Voltage characteristics of electricity supplied by public electricity networks.
CENELEC standard voltages.
Communication networks and systems for power utility automation.
Power line communication systems for power utility applications.
Electricity metering equipment (a.c.).
Gas meters. Smart gas meters.
Links to other related materials
Guide for ER G83/2 Single Premises Connections.
Guide for ER G83/2 Multiple Premises Connections.
Conventional Energy Generation
Energy that has been used historically is known as conventional energy. Conventional energy is essentially produced from fossil fuels — coal, natural gas and oil — and nuclear energy.
Standards for conventional energy generation provide specifications and testing on received raw materials and products and the safety of supply, operation and distribution.
Links to standards related to Conventional Energy Generation
Automotive fuels. LPG. Requirements and test methods.
Specification for commercial butane and commercial propane.
Natural gas. Natural gas for use as a compressed fuel for vehicles. Designation of the quality.
Methods for analysis and testing of coal and coke.
Petroleum, petrochemical and natural gas industries. Sector-specific quality management systems. Requirements for product and service supply organizations.
Full ring ovalization test for determining the susceptibility to cracking of linepipe steels in sour service. Test method.
Pipeline systems. Steel pipelines on land. Code of practice.
Pipeline systems. Subsea pipelines. Code of practice.
Pipeline systems. Steel pipelines on land. Guide to the application of pipeline risk assessment to proposed developments in the vicinity of major accident hazard pipelines containing flammables. Supplement to PD 8010-1:2004.

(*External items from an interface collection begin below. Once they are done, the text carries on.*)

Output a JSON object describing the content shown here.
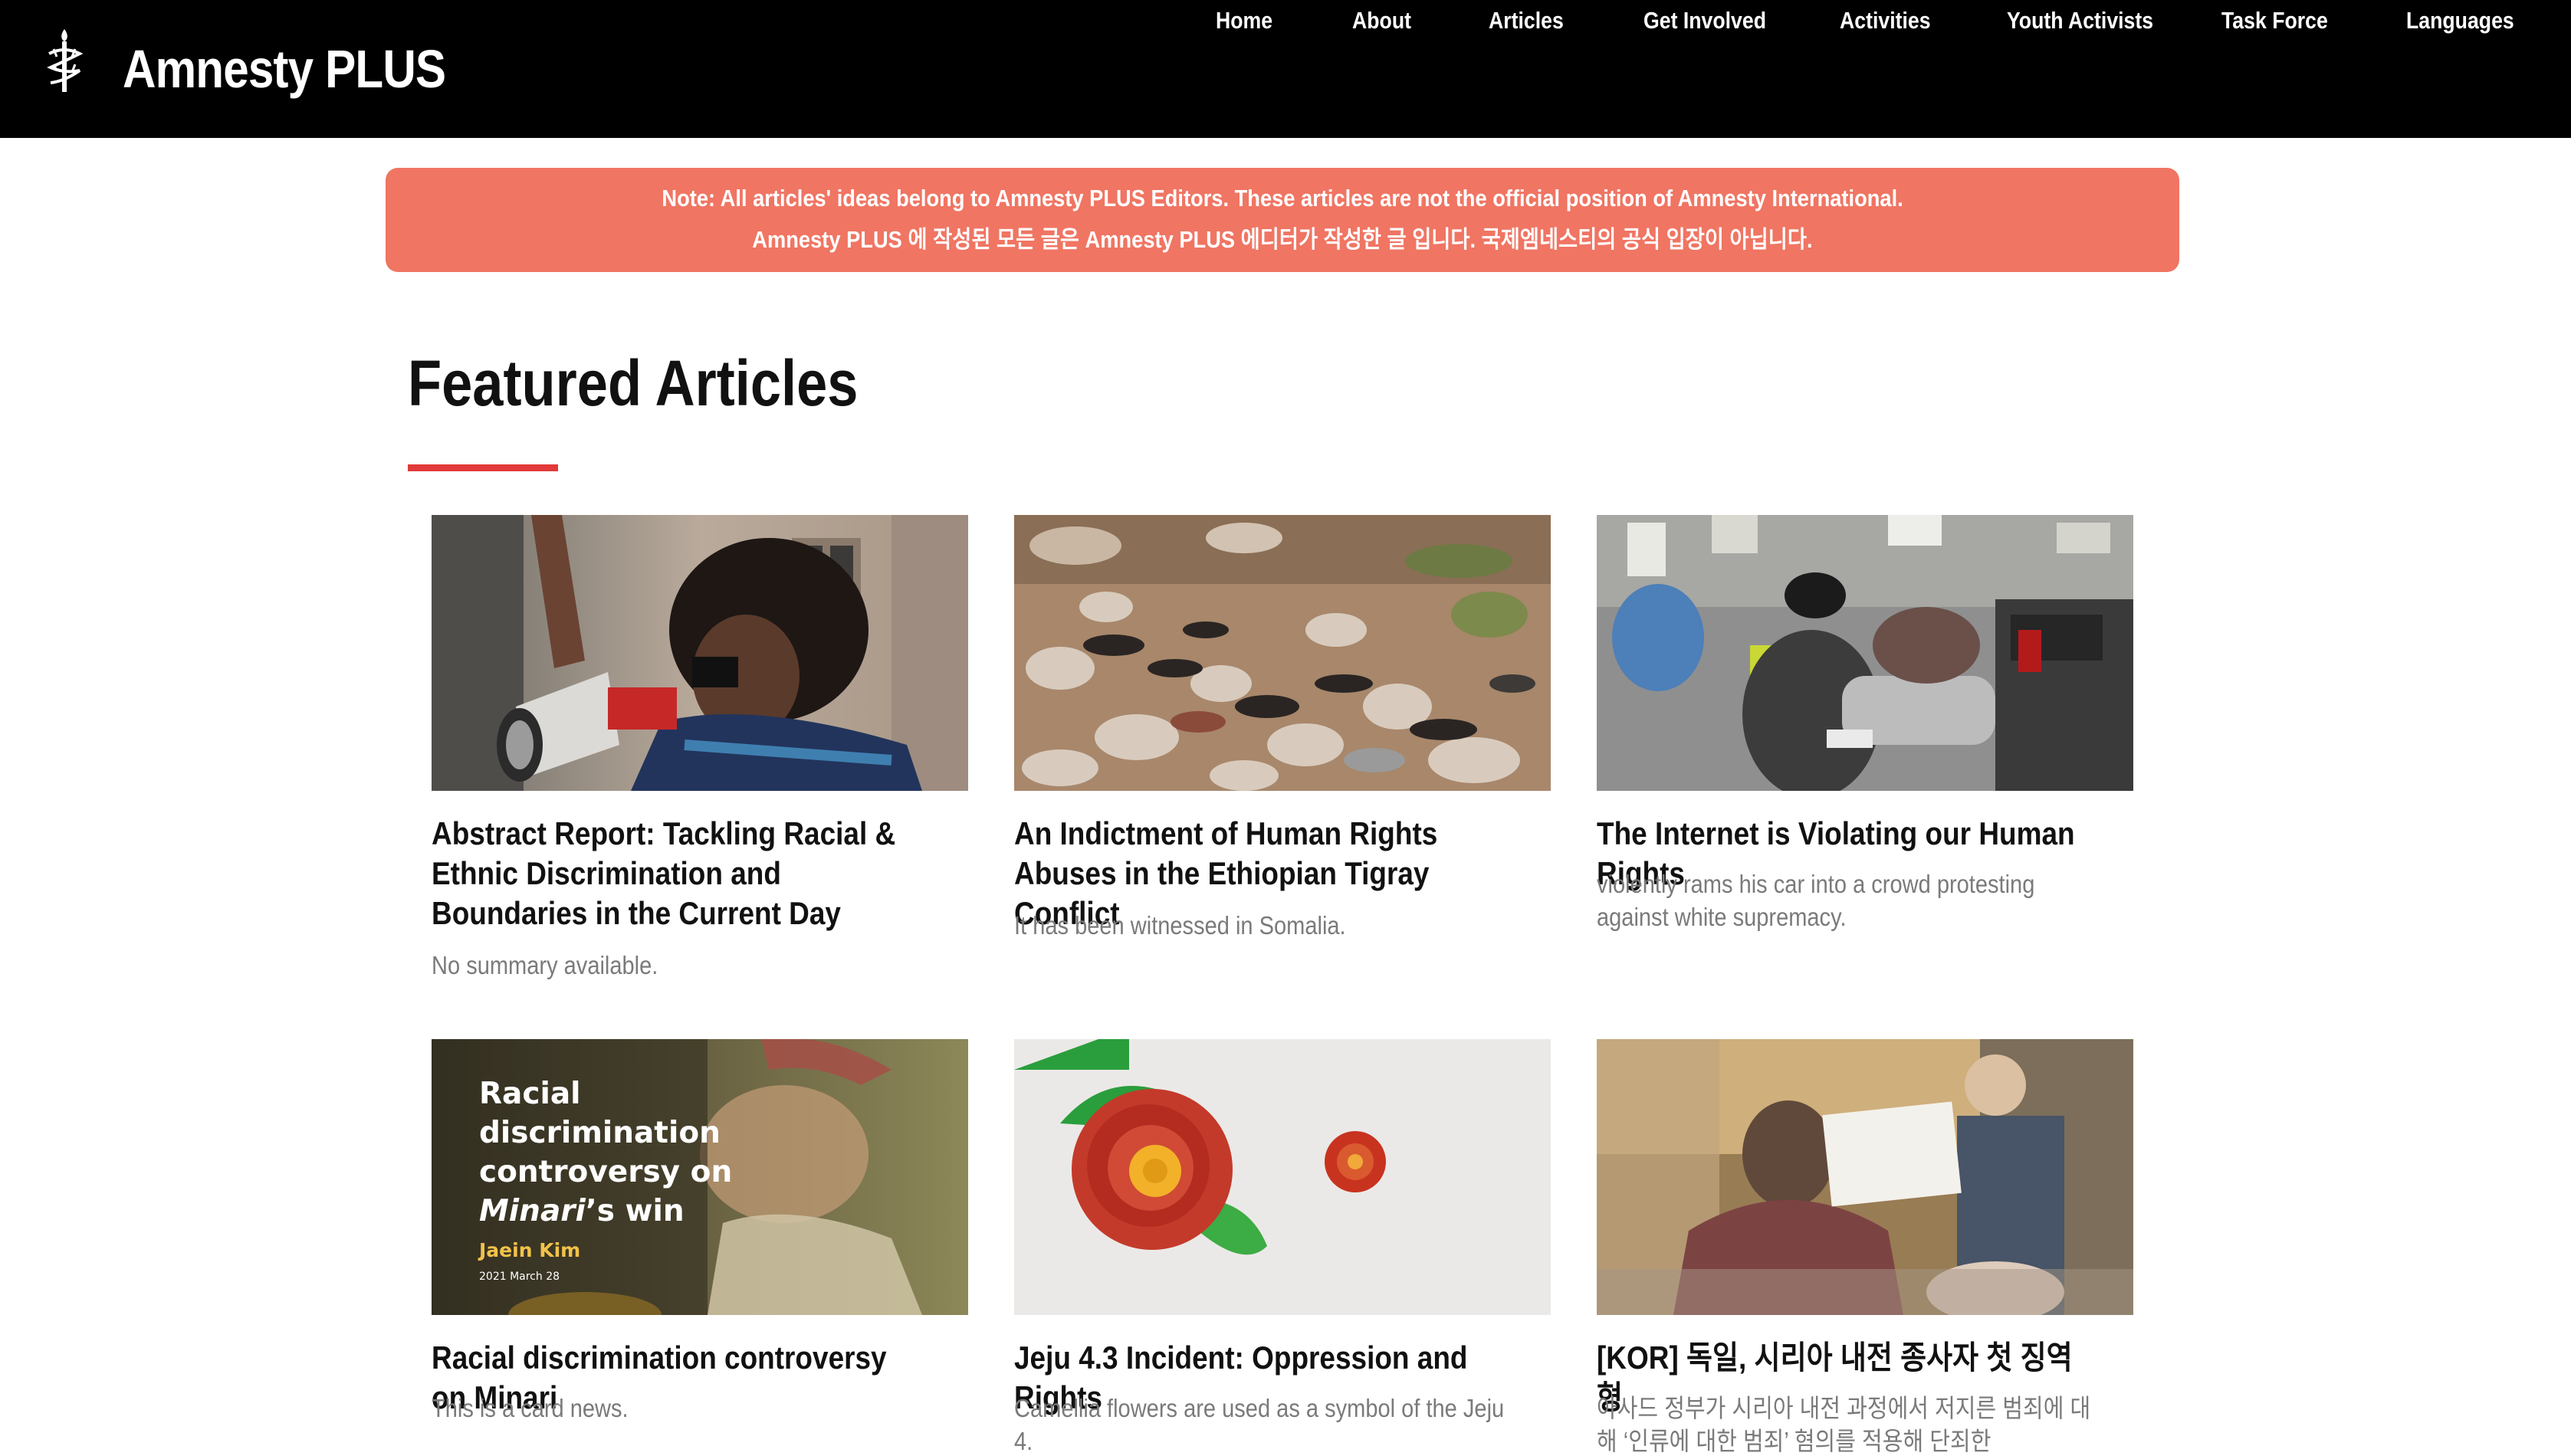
{
  "header": {
    "brand": "Amnesty PLUS",
    "logo_icon": "candle-in-barbed-wire-icon",
    "nav": [
      "Home",
      "About",
      "Articles",
      "Get Involved",
      "Activities",
      "Youth Activists",
      "Task Force",
      "Languages"
    ]
  },
  "notice": {
    "line_en": "Note: All articles' ideas belong to Amnesty PLUS Editors. These articles are not the official position of Amnesty International.",
    "line_ko": "Amnesty PLUS 에 작성된 모든 글은 Amnesty PLUS 에디터가 작성한 글 입니다. 국제엠네스티의 공식 입장이 아닙니다.",
    "color": "#f07563"
  },
  "section": {
    "title": "Featured Articles",
    "accent_color": "#e23a3a"
  },
  "articles": [
    {
      "title": "Abstract Report: Tackling Racial & Ethnic Discrimination and Boundaries in the Current Day",
      "summary": "No summary available.",
      "image": "protester-with-megaphone-photo"
    },
    {
      "title": "An Indictment of Human Rights Abuses in the Ethiopian Tigray Conflict",
      "summary": "It has been witnessed in Somalia.",
      "image": "abandoned-shoes-on-rocks-photo"
    },
    {
      "title": "The Internet is Violating our Human Rights",
      "summary": "violently rams his car into a crowd protesting against white supremacy.",
      "image": "car-ramming-crowd-photo"
    },
    {
      "title": "Racial discrimination controversy on Minari",
      "summary": "This is a card news.",
      "image": "minari-card-news-poster",
      "poster": {
        "line1": "Racial",
        "line2": "discrimination",
        "line3": "controversy on",
        "line4_italic": "Minari",
        "line4_rest": "’s win",
        "author": "Jaein Kim",
        "date": "2021 March 28"
      }
    },
    {
      "title": "Jeju 4.3 Incident: Oppression and Rights",
      "summary": "Camellia flowers are used as a symbol of the Jeju 4.",
      "image": "paper-camellia-flowers-photo"
    },
    {
      "title": "[KOR] 독일, 시리아 내전 종사자 첫 징역형",
      "summary": "아사드 정부가 시리아 내전 과정에서 저지른 범죄에 대해 ‘인류에 대한 범죄’ 혐의를 적용해 단죄한",
      "image": "courtroom-defendant-photo"
    }
  ]
}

Pipeline systems. Steel pipelines on land and subsea pipelines. Code of practice for integrity management.
Pipeline systems. Subsea pipelines. Guide to operational practice.
Renewable energy represents a huge opportunity to channel naturally occurring, inexhaustible resources - wind, solar, geothermal, hydroelectric, and biomass – to meet our energy demands. Technological innovation, supported by standards, has increased the reliability of infrastructures and installations, enabling the production of clean, safe, sustainable energy.
Standards for renewable energy:
- Provide design requirements
- Guidance on planning and installation of energy generation systems and larger infrastructure projects such as power grid connection
- Test methods to measure power performance
- Safety requirements
Renewable energy standards are developed by experts for industry, reflecting stakeholder needs to provide requirements and guidance that enable the development of more efficient renewable energy projects, driving down costs.
Links to standards related to Renewable Energy
Photovoltaic (PV) systems. Requirements for testing, documentation and maintenance. Grid connected systems. Documentation, commissioning tests and inspection.
Solar heating systems for domestic hot water. Code of practice for design and installation.
Wind turbines. Protective measures. Requirements for design, operation and maintenance.
Wind turbines. Design requirements.
Marine energy. Wave, tidal and other water current converters. Electricity producing wave energy converters. Power performance assessment.
Solid biofuels. Fuel specifications and classes. General requirements.
Specification for whole digestate, separated liquor and separated fibre derived from the anaerobic digestion of source-segregated biodegradeable materials.
Electrical Energy Storage Systems
Electrical energy storage (EES) is one of the key technologies to cut peak energy demand, maintain reliability and improve power quality. EES technologies have proved their unique capabilities in coping with these critical characteristics of electricity, and will become indispensable in emerging markets with the integration of renewable energy, to achieve CO2 reduction and provide a vital component of Smart Grids.
Standards are currently in development for 2017 publication to provide planning and installation requirements for electrical properties of grid operation and energy and power supply security. Also in development are standards on specifying unit parameters and test methods for EES systems, guidance on environmental issues, and safety considerations.